April, while I appreciate your concern, if people are silly enough to quit school simply because Joe told them to, well, then they need psychological help, not grad school. I didn't quit because Joe said to. I finished out my semester and opted not to register for more classes because what he said made a lot of sense. Because I looked around at all the extremely talented writers I shared a classroom with and realized that none of them had actually finished a novel. They all had novels going. Many had three or four. But not one had written the words "THE END".

And it occurred to me that for all their abundant talent, none of them were closer to being working novelists than they had been before their first class.

So for me it came down to a choice--which would I rather have in a year?


Or a finished novel?

I went the latter route.

Of course, finishing the novel isn't the same as landing an agent. Which isn't the same as selling the book. But it is a mandatory step in that process. An MFA is not.

If school works for you, groovy. Just don't confuse it with getting published.

Just my two cents.

And should anyone want a second piece of advice, it's don't call me "Cinderella Boy" in person.

Unless you're buying the beer.

Rob Gregory Browne said...

I don't even have a BA.

Anonymous said...

I had the pleasure of living right across the hall from Marcus Sakey my freshman year in college, and I have to say that I think "Cinderella Boy" is a perfect name for someone who has lead such a charmed life. But his considerable talent is certainly worthy of such good fortune!

Rob Gregory Browne said...

Hey, Marcus, according to Sarah Weinman, we share an editor. Congrats. Ben's a great guy.

Anonymous said...

Hey all, sorry for disappearing--didn't occur to me to check back after Joe published a new entry.

April: I do think that my classes were helpful, but mostly in that I wrote for them every session, and consistently shared that work for feedback. But nothing you couldn't get from a dedicated writer's group, and I certainly don't feel they shared any mystical sercets.
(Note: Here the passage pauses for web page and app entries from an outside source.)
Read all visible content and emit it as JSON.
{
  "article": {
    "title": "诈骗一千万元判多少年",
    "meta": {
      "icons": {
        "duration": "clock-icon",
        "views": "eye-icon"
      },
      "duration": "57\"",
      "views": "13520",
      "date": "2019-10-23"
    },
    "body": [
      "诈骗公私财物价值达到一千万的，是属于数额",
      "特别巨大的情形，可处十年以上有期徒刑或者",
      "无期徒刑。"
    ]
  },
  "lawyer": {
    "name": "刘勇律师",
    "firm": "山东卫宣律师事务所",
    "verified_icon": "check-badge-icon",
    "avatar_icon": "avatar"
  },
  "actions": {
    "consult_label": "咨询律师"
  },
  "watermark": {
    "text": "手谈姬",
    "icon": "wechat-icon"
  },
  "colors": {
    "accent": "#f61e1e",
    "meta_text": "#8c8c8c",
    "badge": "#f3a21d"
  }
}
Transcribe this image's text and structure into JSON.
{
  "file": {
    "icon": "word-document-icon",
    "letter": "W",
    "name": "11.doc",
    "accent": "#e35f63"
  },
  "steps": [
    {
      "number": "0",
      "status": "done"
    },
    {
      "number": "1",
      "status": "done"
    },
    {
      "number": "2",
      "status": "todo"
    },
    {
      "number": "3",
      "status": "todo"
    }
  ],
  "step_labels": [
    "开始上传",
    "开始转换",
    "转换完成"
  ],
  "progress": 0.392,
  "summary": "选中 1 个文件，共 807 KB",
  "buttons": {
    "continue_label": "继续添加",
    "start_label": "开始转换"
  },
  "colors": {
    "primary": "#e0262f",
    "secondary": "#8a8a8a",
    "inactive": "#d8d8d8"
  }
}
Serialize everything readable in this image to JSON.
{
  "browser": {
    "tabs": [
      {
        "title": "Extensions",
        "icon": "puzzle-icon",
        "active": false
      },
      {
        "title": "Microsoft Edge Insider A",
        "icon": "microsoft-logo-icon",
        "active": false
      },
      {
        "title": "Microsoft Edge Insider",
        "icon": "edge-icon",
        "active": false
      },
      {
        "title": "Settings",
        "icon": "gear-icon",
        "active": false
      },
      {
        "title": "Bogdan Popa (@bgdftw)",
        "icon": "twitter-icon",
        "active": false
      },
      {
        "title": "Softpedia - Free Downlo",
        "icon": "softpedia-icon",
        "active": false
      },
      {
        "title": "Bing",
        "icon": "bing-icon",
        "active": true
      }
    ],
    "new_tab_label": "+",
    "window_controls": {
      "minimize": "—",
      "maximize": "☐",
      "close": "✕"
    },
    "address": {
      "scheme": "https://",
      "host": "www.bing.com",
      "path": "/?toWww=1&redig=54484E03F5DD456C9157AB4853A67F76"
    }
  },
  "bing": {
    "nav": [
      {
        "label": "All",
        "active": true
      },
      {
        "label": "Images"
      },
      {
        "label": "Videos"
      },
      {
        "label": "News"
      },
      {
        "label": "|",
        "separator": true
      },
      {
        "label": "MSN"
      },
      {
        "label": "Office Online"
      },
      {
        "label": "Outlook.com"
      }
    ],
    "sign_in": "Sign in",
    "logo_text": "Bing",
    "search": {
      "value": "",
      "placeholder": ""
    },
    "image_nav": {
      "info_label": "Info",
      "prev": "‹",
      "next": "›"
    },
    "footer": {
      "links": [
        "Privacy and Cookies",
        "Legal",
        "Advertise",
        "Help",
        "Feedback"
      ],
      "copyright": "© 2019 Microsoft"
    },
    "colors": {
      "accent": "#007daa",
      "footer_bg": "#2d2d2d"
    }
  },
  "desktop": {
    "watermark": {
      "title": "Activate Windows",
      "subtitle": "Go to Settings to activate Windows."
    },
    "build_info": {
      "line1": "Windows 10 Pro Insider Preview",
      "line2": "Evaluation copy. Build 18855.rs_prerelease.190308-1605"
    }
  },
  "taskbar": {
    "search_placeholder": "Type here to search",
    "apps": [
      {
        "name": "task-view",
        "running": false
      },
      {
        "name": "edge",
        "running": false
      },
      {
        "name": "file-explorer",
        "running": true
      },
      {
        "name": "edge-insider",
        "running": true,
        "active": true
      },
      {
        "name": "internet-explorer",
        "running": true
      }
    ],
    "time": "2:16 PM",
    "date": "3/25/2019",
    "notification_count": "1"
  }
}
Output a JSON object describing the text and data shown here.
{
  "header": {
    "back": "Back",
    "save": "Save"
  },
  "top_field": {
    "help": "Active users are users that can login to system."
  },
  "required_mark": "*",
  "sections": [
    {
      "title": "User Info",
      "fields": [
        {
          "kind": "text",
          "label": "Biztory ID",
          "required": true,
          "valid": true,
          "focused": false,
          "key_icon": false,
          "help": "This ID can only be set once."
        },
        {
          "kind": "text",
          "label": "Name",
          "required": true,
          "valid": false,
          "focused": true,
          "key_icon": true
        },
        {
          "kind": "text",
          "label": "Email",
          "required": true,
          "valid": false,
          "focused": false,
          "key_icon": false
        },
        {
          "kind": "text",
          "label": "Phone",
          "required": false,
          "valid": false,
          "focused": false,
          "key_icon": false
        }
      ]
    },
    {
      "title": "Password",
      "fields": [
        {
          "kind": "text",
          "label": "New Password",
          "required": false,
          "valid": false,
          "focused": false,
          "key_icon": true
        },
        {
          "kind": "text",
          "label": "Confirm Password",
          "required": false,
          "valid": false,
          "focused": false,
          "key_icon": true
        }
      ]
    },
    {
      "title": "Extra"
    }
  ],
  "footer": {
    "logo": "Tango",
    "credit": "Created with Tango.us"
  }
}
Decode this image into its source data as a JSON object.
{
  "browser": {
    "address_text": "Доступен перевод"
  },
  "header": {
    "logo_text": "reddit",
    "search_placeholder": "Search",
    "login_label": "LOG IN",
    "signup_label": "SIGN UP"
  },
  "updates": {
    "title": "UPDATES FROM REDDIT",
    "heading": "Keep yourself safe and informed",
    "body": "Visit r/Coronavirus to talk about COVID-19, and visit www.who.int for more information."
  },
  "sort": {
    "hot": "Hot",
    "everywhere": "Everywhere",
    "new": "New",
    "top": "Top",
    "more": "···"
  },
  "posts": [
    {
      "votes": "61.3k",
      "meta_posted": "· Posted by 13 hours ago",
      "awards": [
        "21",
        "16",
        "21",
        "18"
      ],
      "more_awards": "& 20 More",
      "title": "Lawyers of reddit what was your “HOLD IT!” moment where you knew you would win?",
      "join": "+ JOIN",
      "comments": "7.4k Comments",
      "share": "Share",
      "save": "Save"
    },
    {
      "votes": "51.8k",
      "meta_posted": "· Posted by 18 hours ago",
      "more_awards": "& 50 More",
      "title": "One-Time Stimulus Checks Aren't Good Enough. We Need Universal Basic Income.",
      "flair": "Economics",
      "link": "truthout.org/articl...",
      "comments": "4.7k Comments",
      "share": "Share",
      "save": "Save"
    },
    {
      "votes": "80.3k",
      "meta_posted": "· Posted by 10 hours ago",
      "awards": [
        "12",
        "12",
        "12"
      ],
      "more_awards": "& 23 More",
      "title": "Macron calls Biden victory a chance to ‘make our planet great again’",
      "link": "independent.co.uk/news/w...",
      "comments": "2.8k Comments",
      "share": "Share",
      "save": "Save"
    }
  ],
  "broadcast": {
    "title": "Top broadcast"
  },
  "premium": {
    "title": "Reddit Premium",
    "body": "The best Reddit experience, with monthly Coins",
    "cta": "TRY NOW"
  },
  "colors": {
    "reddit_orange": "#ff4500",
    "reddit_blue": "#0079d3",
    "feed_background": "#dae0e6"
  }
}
Truthfully, though they were very talented writers and good people, when it comes to the realities of publishing, few of my professors had any professional (read: paying) experience.

Tim: Thanks! I'm giddy. I'm going to try for Twilight Tales next week--maybe I'll catch you there?

Rob: I'm really excited to be with Ben. He seems like a hell of a guy. Actually, I'm with Scott as well--apparently I'm following in your footsteps. Yours and Dan Judson's.

Late in the game to say it, but congrats again on your deal! Do you have a date for A MEASURE OF DARKNESS yet?

Katie: Hey!! How the hell are you? What a strange place to run into you again. Drop me a line ( and fill me in on the last fourteen years.